Now, about that hate I mentioned…
While the main characters have been fleshed out over the course of these first nine episodes, we know virtually nothing about most of the bridge crew. Yes, it’s true that we didn’t get to know every crew member who took a station on the bridge in classic Trek or “The Next Generation,” but those were mostly interchangeable extras. The bridge crew on board Discovery has been a constant. We also know nothing about the Discovery’s Chief Medical Officer. Remember, Dr. Culber is not the CMO.
We also did not get a chance to really know the Klingons to any great extent. Much like his makeup, Kol (Kenneth Mitchell) was painted with a pretty broad brush. In the end, he came across as simply a villain interested in power. He was not even the Klingon who killed Captain Georgiou. In fact, Kol points out that he never met the Captain. This made his defeat less satisfying than it could be.
There were also plot points in Chapter One that seemed to go nowhere. What happened to those mysterious security personnel who wore black delta shield insignias. We saw them momentarily in episode three, but never again. What happened to Harry Mudd when he left Discovery with knowledge of how the ship works? Is he going to try to sell that information? Every moment of screen time should mean something. If it is not paid off, we feel cheated.
L’Rell’s (Mary Chieffo) long game is another sticking point with me. At the mid-season break, we still are very much in the dark as to what she is planning. While it is fine to have some mystery left, her motives are so vague, it is hard to either love or hate her. Or love to hate her. She simply exists.

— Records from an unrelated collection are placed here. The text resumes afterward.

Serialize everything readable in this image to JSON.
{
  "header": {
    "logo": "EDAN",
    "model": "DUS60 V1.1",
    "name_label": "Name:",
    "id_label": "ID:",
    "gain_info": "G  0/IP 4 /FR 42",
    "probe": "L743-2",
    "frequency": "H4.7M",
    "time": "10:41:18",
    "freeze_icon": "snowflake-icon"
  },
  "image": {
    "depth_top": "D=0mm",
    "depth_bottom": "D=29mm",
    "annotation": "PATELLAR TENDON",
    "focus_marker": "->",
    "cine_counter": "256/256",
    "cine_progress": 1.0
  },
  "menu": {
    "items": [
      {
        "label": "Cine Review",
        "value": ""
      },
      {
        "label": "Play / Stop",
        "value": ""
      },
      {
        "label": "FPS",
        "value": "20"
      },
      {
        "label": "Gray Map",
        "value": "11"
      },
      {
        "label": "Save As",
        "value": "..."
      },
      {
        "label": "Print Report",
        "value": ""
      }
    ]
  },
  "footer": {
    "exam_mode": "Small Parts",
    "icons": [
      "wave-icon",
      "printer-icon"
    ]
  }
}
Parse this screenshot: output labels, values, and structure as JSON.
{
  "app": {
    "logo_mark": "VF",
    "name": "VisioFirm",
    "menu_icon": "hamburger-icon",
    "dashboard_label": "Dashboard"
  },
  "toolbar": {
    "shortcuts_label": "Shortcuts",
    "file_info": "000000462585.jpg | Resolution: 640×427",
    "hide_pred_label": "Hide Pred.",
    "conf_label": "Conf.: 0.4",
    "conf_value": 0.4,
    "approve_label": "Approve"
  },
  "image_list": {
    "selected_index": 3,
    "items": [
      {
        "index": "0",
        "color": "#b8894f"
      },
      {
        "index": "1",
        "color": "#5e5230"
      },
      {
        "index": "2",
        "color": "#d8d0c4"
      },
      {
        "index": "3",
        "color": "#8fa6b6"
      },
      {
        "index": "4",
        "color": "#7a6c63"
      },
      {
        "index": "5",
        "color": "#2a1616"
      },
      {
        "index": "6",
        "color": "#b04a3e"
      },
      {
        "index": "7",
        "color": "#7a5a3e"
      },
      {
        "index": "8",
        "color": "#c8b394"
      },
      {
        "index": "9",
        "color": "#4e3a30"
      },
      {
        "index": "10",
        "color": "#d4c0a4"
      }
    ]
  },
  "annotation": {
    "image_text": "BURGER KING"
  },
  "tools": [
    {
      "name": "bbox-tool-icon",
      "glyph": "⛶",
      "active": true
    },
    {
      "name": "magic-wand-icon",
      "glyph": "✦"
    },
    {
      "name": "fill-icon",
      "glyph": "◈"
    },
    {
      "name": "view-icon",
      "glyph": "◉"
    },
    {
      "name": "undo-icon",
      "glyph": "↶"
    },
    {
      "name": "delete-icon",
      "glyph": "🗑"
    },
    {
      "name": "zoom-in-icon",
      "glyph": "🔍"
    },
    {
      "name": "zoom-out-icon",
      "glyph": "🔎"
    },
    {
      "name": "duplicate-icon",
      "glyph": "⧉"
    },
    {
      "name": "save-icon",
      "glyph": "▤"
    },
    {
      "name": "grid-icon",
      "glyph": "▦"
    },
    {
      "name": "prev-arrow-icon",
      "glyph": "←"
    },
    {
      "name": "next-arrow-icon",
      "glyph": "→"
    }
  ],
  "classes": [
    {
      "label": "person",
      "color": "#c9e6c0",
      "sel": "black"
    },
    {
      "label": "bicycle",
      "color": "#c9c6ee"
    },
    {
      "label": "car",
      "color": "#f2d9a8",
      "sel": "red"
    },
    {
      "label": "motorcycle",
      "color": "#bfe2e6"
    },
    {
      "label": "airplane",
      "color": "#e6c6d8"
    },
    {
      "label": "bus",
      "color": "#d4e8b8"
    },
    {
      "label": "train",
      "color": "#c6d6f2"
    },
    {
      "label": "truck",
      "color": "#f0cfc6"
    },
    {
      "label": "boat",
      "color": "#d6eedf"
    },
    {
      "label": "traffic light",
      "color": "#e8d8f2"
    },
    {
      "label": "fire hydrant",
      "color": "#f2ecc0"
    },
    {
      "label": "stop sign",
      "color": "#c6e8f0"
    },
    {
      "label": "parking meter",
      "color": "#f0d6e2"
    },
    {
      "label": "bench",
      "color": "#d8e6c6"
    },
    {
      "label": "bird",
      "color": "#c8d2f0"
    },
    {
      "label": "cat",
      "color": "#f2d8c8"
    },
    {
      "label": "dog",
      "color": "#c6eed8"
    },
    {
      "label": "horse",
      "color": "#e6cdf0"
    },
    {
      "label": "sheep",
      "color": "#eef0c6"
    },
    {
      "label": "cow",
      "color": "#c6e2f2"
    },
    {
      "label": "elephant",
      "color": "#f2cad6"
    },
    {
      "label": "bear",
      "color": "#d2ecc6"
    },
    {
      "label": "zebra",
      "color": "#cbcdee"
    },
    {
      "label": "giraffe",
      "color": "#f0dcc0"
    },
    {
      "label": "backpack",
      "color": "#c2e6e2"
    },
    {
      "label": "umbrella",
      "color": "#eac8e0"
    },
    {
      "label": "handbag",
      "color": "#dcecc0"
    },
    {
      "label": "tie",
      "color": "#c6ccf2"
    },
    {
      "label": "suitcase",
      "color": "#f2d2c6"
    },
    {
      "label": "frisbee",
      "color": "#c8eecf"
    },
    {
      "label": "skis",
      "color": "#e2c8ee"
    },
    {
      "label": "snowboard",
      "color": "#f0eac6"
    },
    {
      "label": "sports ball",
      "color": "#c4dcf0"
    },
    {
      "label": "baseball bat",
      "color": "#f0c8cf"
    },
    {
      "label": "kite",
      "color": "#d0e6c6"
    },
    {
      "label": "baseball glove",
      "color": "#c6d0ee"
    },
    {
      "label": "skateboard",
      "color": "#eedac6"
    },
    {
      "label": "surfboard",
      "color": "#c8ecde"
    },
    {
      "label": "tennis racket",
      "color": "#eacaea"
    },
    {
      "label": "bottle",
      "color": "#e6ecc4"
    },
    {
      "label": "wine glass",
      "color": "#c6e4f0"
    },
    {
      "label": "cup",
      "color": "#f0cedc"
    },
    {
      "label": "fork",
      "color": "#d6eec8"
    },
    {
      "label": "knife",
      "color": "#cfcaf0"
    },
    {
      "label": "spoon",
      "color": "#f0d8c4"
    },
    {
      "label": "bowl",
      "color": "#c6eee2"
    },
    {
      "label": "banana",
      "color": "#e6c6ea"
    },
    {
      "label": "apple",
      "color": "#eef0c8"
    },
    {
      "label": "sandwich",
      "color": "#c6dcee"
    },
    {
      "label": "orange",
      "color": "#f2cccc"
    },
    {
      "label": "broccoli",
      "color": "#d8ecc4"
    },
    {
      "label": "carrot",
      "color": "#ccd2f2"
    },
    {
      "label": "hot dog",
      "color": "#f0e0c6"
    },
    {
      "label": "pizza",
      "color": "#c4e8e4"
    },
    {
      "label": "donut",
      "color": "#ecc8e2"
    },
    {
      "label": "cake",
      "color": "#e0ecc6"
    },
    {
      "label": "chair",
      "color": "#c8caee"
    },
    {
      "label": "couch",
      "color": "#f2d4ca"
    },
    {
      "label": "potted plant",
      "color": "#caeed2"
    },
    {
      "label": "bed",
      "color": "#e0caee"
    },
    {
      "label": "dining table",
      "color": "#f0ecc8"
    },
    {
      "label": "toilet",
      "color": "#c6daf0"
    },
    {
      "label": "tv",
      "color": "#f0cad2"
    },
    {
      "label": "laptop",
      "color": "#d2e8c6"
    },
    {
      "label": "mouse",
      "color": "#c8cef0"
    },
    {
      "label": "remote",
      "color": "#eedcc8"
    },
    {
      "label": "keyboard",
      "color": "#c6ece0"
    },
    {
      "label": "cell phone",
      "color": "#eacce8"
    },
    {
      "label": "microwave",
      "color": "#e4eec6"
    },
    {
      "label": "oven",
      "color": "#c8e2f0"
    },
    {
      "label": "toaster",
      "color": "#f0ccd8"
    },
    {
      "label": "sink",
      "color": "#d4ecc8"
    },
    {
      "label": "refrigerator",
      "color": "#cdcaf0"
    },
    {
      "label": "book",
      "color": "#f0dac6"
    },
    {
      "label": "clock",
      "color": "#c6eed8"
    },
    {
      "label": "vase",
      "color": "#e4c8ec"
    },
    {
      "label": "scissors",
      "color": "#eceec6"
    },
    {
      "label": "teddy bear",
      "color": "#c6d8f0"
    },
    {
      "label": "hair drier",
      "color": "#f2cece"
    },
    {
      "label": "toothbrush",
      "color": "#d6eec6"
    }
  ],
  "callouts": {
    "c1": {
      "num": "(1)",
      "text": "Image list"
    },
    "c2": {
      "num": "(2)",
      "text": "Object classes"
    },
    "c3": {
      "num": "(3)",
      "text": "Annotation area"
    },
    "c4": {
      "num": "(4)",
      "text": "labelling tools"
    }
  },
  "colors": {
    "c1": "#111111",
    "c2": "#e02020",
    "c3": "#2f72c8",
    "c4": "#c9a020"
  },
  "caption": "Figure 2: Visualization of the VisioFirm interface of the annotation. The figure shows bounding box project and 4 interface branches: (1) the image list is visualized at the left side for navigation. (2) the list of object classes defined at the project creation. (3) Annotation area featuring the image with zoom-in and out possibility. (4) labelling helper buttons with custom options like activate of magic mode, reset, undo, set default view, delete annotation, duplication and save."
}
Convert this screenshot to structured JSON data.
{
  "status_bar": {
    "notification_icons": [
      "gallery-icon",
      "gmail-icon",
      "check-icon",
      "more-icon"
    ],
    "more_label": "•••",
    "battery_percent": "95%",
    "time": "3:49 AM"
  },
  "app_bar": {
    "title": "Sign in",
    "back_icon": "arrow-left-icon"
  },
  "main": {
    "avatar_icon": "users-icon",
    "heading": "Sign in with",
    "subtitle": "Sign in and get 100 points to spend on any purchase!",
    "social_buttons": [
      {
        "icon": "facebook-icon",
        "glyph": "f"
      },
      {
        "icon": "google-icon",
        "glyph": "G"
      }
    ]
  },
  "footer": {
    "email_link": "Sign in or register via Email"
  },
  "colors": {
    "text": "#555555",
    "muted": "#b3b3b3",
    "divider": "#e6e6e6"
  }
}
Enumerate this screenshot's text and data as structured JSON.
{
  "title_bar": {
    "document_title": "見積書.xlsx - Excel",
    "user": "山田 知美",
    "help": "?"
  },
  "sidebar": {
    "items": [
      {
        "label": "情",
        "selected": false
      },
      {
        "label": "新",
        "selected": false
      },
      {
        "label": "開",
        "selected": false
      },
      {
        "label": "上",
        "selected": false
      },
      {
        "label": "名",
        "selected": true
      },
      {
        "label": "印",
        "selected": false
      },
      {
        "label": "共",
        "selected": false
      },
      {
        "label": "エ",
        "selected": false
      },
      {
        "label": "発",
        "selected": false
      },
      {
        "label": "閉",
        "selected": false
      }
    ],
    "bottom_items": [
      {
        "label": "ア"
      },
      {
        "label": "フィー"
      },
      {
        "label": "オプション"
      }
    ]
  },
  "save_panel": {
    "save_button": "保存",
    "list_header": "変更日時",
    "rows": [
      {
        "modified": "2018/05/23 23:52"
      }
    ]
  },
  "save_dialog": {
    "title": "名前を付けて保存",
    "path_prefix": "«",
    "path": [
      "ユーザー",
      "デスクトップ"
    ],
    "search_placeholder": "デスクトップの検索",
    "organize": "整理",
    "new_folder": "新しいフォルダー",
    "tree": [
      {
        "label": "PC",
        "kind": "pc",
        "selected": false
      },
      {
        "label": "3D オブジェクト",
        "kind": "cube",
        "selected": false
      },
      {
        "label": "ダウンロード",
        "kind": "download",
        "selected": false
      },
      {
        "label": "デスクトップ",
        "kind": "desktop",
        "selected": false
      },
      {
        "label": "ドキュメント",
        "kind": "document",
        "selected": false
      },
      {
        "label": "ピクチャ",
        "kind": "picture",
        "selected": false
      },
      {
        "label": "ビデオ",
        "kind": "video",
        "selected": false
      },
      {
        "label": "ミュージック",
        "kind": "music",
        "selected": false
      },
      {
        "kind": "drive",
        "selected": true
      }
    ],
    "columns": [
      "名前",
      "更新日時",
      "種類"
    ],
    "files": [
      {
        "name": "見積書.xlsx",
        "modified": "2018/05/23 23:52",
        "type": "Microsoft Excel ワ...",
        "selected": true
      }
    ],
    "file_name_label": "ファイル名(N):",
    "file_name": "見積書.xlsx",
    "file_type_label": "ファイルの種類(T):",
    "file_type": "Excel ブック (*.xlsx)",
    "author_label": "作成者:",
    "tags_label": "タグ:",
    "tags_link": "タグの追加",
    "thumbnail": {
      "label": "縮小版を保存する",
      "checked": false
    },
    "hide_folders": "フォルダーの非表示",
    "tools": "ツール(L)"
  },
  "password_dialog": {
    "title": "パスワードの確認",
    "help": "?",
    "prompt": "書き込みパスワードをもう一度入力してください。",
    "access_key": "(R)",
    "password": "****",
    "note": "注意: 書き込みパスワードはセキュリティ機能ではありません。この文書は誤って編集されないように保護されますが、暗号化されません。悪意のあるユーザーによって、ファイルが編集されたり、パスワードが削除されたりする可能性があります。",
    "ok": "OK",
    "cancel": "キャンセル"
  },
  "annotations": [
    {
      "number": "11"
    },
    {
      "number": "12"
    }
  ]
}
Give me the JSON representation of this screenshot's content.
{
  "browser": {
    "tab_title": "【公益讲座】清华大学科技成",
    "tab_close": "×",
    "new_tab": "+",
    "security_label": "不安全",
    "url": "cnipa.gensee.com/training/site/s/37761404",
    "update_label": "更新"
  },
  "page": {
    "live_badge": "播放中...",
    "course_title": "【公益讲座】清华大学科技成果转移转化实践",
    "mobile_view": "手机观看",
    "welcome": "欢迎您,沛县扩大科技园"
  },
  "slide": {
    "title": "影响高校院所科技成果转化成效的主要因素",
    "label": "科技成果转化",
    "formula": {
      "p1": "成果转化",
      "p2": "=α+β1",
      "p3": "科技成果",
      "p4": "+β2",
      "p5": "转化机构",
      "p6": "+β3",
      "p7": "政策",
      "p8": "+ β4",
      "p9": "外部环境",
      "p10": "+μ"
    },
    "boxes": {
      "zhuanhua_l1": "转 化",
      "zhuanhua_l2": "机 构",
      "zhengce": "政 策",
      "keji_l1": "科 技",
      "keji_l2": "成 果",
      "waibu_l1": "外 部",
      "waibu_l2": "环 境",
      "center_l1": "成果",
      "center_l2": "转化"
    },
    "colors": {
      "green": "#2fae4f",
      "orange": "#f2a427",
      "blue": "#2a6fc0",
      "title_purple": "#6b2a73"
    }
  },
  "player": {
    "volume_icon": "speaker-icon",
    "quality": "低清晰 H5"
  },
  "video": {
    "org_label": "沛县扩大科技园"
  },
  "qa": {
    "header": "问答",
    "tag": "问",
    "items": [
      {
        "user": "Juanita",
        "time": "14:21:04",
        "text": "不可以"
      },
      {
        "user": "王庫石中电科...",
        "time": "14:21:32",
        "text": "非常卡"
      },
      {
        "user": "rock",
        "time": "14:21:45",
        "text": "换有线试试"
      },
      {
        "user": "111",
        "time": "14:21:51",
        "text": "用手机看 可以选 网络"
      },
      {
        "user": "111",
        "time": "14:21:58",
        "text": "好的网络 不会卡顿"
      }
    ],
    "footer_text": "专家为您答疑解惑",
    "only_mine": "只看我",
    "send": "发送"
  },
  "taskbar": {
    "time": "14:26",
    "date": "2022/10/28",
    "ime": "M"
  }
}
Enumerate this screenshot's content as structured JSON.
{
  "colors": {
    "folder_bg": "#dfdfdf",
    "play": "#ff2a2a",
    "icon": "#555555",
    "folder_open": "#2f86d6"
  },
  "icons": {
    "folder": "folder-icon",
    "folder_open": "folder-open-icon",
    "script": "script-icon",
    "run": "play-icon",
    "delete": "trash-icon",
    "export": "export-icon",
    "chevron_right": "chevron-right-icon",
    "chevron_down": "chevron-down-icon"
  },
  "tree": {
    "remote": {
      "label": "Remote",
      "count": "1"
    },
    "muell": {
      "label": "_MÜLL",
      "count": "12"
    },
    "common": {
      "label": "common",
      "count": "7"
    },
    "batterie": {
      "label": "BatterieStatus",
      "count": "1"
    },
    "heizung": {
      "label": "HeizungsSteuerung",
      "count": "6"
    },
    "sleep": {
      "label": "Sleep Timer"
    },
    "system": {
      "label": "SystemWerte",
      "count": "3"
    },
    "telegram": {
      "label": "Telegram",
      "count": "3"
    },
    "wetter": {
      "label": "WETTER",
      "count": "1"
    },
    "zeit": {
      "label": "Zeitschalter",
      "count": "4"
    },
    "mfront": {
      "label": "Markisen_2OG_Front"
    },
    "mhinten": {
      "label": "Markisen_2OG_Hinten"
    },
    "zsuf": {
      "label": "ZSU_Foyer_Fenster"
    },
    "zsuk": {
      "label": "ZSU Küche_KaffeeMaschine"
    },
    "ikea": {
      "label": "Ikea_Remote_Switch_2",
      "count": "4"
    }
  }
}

The producers have promised that as we get closer to Kirk’s five year mission, there will be a bit more dovetailing with the aesthetics of classic Trek. It is unclear where we are in that timeline. If the battle of the binary stars took place ten years before “The Original Series,” and Burnham arrived on Discovery six months later, once you add in the amount of time it took to get to the incidents at the battle at Pahvo, we are roughly 9 years out from TOS now.
Overall, I think the pluses far outweigh the minuses with regards to Chapter One. We know that virtually every Trek series has had an awkward start; each struggling to find its unique voice. “Discovery” is no different. The characters are evolving as the writers and actors get more familiar with how this particular part of the Trek universe works. I think the rushed nature of Chapter One is something that will smooth out in future episodes. Of course, that vision may not be fully realized until season two, but that only give us one more thing to look forward to 2019.
Next episode: Despite Yourself
Random Thoughts and Observations:
- I loved the huge sensor devices Tyler and Burnham had to place on board the Ship of the Dead. The fact that they lit up and talked felt so classic Trek.
- Very happy that Admiral Cornwell survived. In a previous article, I wrote about women of power on “Discovery”. Nice to see this one could possibly return.
- Why is it always so easy to sneak around on Klingon ships? Why are there so many corridors and rooms for so few crew members?
- Speaking of Klingon ships, why do their commanders always just watch, dumbfounded, while torpedoes hit their vessels at the end of a battle?
- Lorca clearly has no desire to return to Starbase 46. Did his desire to avoid that option cause him to feed new coordinates into the spore drive controls?